Israeli ambassador tells Ukrainians their national heroes were ‘horror for Jews’
Jewish state had largely remained silent over Kiev’s efforts to rehabilitate figures seen as complicit in the Holocaust
Israel’s new ambassador to Ukraine described that country’s nationalist heroes as “historically a horror for the Jews.”
Joel Lion spoke out harshly against Ukraine’s rehabilitation of various World War II-era figures in an interview with local radio.
Figures such as Stepan Bander and Roman Shukhevych are widely seen as “heroes who fought for Ukraine’s independence,” but “we see them as the killers of Jews,” Lion said in an interview with Radio Svoboda.
Israel has largely remained silent over recent Ukrainian efforts to rehabilitate figures seen as complicit in the Holocaust and refrained from condemning a 2015 law codifying their status as national heroes.
“A dialogue should be open between us so that we can see that we can talk openly about this bad time period because these issues will always arise in the Ukrainian-Israeli dialogue. This is a very necessary dialogue,” Lion said.
“We expect our Ukrainian friends to understand our emotions. You can store historical memory and open memorial monuments, commit acts of memorialization, but there will always be a perception of the historical memory that was.”
Last year Eliav Belotzercovsky, the previous ambassador, told attendees at a Jewish conference in Odessa that the honoring of anti-Semites was a “problem” that was “not in line” with Israel’s interests.
Lion’s comments on Ukraine stand in stark contrast to Israel’s approach elsewhere.
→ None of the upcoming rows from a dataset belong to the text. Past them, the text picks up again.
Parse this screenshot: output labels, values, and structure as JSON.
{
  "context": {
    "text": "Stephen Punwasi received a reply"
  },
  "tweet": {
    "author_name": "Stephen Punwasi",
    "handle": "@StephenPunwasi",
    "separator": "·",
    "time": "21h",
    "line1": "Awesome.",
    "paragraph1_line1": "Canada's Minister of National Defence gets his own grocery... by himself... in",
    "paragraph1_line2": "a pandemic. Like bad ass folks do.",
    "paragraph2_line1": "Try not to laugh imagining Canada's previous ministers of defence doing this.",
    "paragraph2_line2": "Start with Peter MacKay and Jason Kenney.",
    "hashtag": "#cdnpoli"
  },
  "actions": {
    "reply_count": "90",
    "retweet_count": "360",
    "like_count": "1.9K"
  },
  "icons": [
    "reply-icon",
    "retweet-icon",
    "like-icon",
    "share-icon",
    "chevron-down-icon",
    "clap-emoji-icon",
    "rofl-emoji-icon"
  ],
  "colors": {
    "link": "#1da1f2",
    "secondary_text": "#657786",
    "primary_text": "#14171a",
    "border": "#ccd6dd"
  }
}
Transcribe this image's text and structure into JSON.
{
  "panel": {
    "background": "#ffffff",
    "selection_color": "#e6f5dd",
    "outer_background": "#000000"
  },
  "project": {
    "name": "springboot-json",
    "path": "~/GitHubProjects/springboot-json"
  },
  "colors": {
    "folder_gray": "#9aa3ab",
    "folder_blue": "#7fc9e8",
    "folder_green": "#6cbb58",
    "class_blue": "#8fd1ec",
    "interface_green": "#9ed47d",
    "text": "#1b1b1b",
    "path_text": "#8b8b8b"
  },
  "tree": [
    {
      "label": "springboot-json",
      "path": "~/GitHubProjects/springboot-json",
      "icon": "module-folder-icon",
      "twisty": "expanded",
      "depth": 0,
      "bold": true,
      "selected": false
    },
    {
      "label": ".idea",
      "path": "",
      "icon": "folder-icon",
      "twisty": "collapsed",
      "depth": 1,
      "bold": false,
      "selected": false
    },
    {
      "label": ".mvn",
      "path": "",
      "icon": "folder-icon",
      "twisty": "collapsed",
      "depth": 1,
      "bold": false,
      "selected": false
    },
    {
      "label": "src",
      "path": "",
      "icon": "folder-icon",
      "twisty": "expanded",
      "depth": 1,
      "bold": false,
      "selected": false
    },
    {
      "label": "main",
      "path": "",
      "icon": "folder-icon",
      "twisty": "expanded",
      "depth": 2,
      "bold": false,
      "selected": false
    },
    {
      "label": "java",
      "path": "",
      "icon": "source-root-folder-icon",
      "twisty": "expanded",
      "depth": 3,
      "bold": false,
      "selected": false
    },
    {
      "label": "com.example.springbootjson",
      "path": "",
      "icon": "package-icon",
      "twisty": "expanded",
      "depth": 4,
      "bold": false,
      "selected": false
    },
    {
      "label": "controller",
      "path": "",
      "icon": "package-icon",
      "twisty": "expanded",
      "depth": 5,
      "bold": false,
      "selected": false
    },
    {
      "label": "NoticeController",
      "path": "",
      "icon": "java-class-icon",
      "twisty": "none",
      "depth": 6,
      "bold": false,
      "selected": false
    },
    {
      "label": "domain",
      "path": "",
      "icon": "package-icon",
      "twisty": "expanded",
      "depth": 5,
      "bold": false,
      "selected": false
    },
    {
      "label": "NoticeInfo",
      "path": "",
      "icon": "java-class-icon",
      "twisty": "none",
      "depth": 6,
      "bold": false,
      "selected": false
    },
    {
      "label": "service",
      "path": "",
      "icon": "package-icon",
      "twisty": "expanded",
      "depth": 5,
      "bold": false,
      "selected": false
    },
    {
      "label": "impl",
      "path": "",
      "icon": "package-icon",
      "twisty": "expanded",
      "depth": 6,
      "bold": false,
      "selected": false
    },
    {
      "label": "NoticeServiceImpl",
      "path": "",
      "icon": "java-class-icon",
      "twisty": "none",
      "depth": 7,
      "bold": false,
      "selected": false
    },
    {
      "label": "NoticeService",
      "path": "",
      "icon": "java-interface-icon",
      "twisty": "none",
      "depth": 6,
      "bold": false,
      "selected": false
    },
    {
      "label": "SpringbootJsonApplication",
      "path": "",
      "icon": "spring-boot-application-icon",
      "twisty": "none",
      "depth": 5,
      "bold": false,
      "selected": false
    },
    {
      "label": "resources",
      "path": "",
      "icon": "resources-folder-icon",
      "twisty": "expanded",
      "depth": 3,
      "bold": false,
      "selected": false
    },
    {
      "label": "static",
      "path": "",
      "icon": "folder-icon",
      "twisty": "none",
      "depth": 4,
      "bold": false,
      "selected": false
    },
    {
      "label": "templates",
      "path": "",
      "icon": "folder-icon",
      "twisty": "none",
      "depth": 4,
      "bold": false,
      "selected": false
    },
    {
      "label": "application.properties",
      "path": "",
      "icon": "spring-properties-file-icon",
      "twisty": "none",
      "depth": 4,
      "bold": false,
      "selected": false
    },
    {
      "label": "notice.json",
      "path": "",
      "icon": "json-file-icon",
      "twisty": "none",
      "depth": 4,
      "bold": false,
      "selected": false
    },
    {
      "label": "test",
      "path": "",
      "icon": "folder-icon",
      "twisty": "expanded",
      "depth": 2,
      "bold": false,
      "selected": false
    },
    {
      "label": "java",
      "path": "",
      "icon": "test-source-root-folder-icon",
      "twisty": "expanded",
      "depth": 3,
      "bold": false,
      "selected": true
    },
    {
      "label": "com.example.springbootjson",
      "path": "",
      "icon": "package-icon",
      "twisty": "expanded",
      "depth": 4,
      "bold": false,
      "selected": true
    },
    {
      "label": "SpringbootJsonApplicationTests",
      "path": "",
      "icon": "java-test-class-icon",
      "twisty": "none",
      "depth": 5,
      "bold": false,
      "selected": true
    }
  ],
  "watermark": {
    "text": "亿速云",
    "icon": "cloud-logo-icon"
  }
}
Prime Minister Benjamin Netanyahu has made warm overtures to Hungary’s nationalist government, even as senior leaders there have praised their own World War II-era leaders who helped perpetrate the Holocaust.